Ancient, cold, and perilous.
Its truth forgotten in the mists of time, the old bridge harbors a lethal secret. Neither marble statues awakened for battle nor an ancient roadbed grown hungry, something darker and more primal haunts the stones and the wild river below.
Kimmer knows the stories, but she doesn't know why the crumbling span feels so fraught with menace. Her way home lies across the ruin. Dare she take it? Or will horror from the lost past rise up to claim her, when she does?
PRAISE FOR J.M. NEY-GRIMM
"...the world depicted is magical, but the people are very real." —Smashwords review of Troll-magic
"...left me craving more." —Amazon review of Sarvet's Wanderyar
"She has an ethereal sort of quality to her writing which is extremely effective-all the more so because I can't pin down exactly why. It's almost mystical.
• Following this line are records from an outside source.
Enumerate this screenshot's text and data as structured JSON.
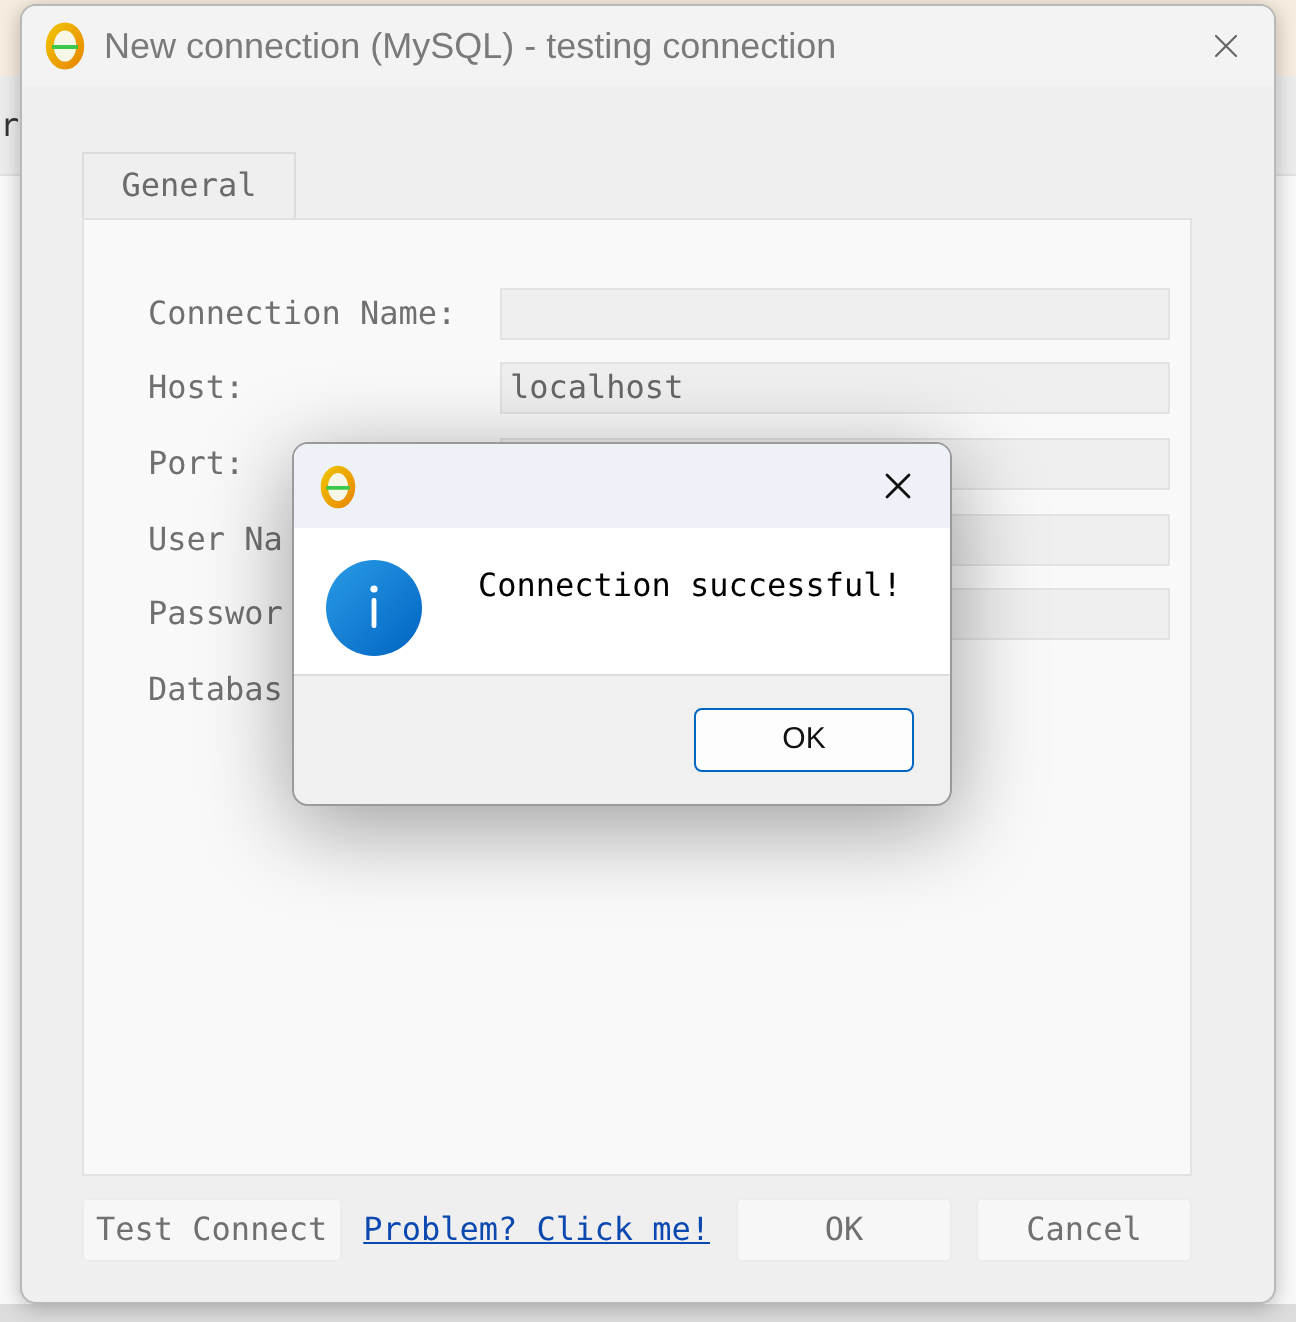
{
  "background": {
    "text": "r"
  },
  "window": {
    "title": "New connection (MySQL) - testing connection",
    "tabs": [
      {
        "label": "General",
        "selected": true
      }
    ]
  },
  "form": {
    "rows": [
      {
        "kind": "input",
        "label": "Connection Name:"
      },
      {
        "kind": "input",
        "label": "Host:",
        "value": "localhost"
      },
      {
        "kind": "input",
        "label": "Port:"
      },
      {
        "kind": "input",
        "label": "User Na"
      },
      {
        "kind": "input",
        "label": "Passwor"
      },
      {
        "kind": "label",
        "label": "Databas"
      }
    ]
  },
  "buttons": [
    {
      "kind": "button",
      "label": "Test Connect"
    },
    {
      "kind": "link",
      "label": "Problem? Click me!"
    },
    {
      "kind": "button",
      "label": "OK"
    },
    {
      "kind": "button",
      "label": "Cancel"
    }
  ],
  "message_box": {
    "message": "Connection successful!",
    "buttons": [
      {
        "label": "OK",
        "default": true
      }
    ]
  }
}
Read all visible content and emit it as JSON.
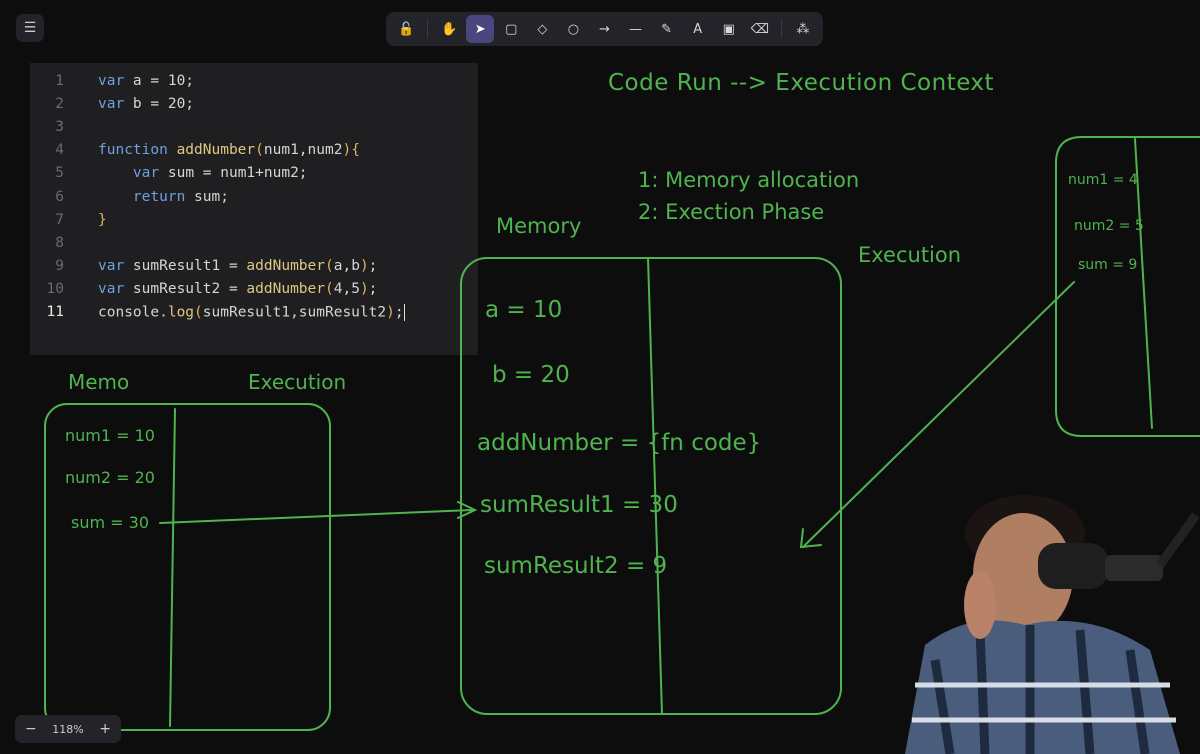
{
  "app": {
    "menu_icon": "hamburger-menu-icon"
  },
  "toolbar": {
    "tools": [
      {
        "name": "lock-tool",
        "glyph": "🔓"
      },
      {
        "name": "hand-tool",
        "glyph": "✋"
      },
      {
        "name": "selection-tool",
        "glyph": "➤",
        "active": true
      },
      {
        "name": "rectangle-tool",
        "glyph": "▢"
      },
      {
        "name": "diamond-tool",
        "glyph": "◇"
      },
      {
        "name": "ellipse-tool",
        "glyph": "○"
      },
      {
        "name": "arrow-tool",
        "glyph": "→"
      },
      {
        "name": "line-tool",
        "glyph": "—"
      },
      {
        "name": "pencil-tool",
        "glyph": "✎"
      },
      {
        "name": "text-tool",
        "glyph": "A"
      },
      {
        "name": "image-tool",
        "glyph": "▣"
      },
      {
        "name": "eraser-tool",
        "glyph": "⌫"
      },
      {
        "name": "more-tools",
        "glyph": "⁂"
      }
    ]
  },
  "editor": {
    "lines": [
      {
        "num": "1",
        "text": "var a = 10;"
      },
      {
        "num": "2",
        "text": "var b = 20;"
      },
      {
        "num": "3",
        "text": ""
      },
      {
        "num": "4",
        "text": "function addNumber(num1,num2){"
      },
      {
        "num": "5",
        "text": "    var sum = num1+num2;"
      },
      {
        "num": "6",
        "text": "    return sum;"
      },
      {
        "num": "7",
        "text": "}"
      },
      {
        "num": "8",
        "text": ""
      },
      {
        "num": "9",
        "text": "var sumResult1 = addNumber(a,b);"
      },
      {
        "num": "10",
        "text": "var sumResult2 = addNumber(4,5);"
      },
      {
        "num": "11",
        "text": "console.log(sumResult1,sumResult2);"
      }
    ],
    "current_line": "11"
  },
  "board": {
    "title": "Code Run --> Execution Context",
    "step1": "1: Memory allocation",
    "step2": "2: Exection Phase",
    "main_memory_label": "Memory",
    "main_execution_label": "Execution",
    "main_memory_entries": [
      "a = 10",
      "b = 20",
      "addNumber = {fn code}",
      "sumResult1 = 30",
      "sumResult2 = 9"
    ],
    "left_memory_label": "Memo",
    "left_execution_label": "Execution",
    "left_memory_entries": [
      "num1 = 10",
      "num2 = 20",
      "sum = 30"
    ],
    "right_memory_entries": [
      "num1 = 4",
      "num2 = 5",
      "sum = 9"
    ],
    "stroke_color": "#4fb34f"
  },
  "zoom": {
    "level": "118%",
    "minus": "−",
    "plus": "+"
  }
}
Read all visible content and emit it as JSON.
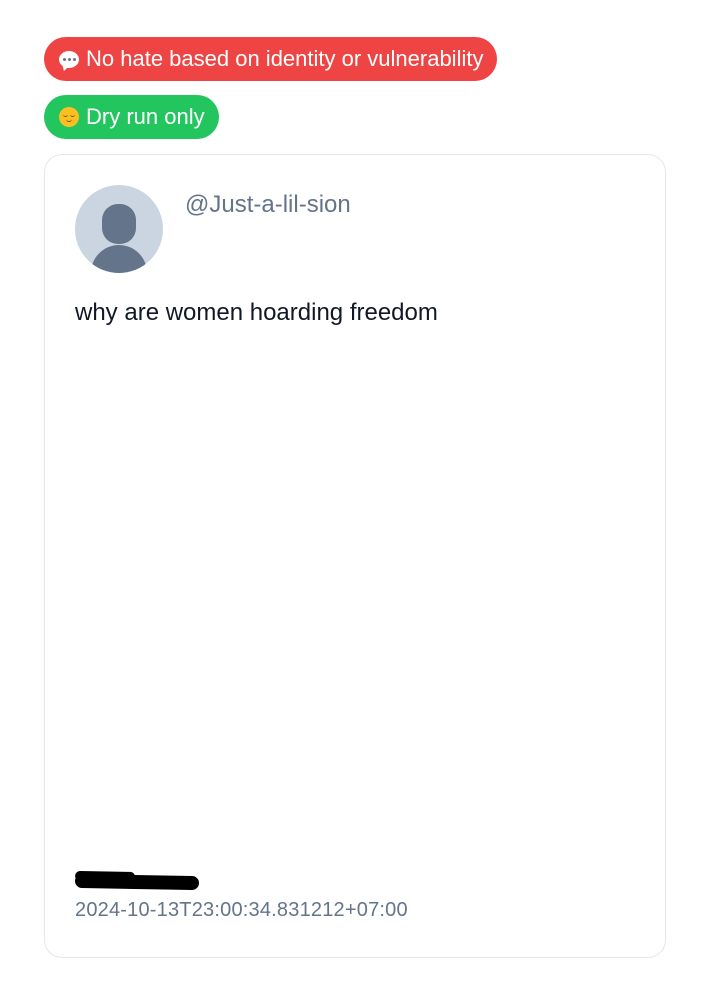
{
  "badges": [
    {
      "label": "No hate based on identity or vulnerability",
      "icon": "speech-bubble-icon",
      "color": "#ef4444"
    },
    {
      "label": "Dry run only",
      "icon": "relieved-face-icon",
      "color": "#22c55e"
    }
  ],
  "post": {
    "username": "@Just-a-lil-sion",
    "text": "why are women hoarding freedom",
    "timestamp": "2024-10-13T23:00:34.831212+07:00",
    "avatar_icon": "default-avatar-icon",
    "author_redacted": true
  },
  "colors": {
    "card_border": "#e5e7eb",
    "muted_text": "#64748b",
    "avatar_bg": "#cbd5e1"
  }
}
This ephemeral tone is what sets her work apart from anything else I've read-it's absolutely unique, and absolutely engaging." —Speaking to the Eyes review of Perilous Chance
"Her work compares favorably with Robin McKinley and Patricia McKillip ...I'm really pleased to have discovered her!" —Amazon review of Troll-magic
PRAISE FOR CROSSING THE NAIAD
"A quick, refreshing piece of literature. Like a cool sip of water after a grueling endurance marathon . . . It's swift and concise, but the prose is eloquent and deft, to the point, yet gracefully articulate . . . again I am enthralled with the completeness of the picture the author is painting. The world comes to life . . ." —Goodreads review
EXCERPT FROM CROSSING THE NAIAD
She stood looking across the bridge, feeling the cool breeze and . . . something wrong.
The bridge was old - the leached stones worn by weather and time, a structure of ancient Silmaren.
But that wasn't it.
Something—sinister?—rose from its broken paving. A miasma of despair and defeat that had nothing to do with its gap-toothed balustrade, the holes in its surface giving wide views of the forested ravine and fast river below, or the crumbling statue of a toga-draped maiden from the past ages of the world.
The new bridge, upstream and crossing low to the water rather than high from one steep brink to the other, was flooded and unsafe.
Oga and Chedli and Deas—the goats—had balked. Likely they knew, and . . . only a fool would risk a span immersed in a swift current.
But she had to get home somehow.
ABOUT THE AUTHOR
J.M. Ney-Grimm lives with her husband and children in Virginia, just east of the Blue Ridge Mountains. She's learning about permaculture gardening and debunking popular myths about food. The rest of the time she reads Robin McKinley, Diana Wynne Jones, and Lois McMaster Bujold, plays boardgames like Settlers of Catan, rears her twins, and writes stories set in her troll-infested North-lands.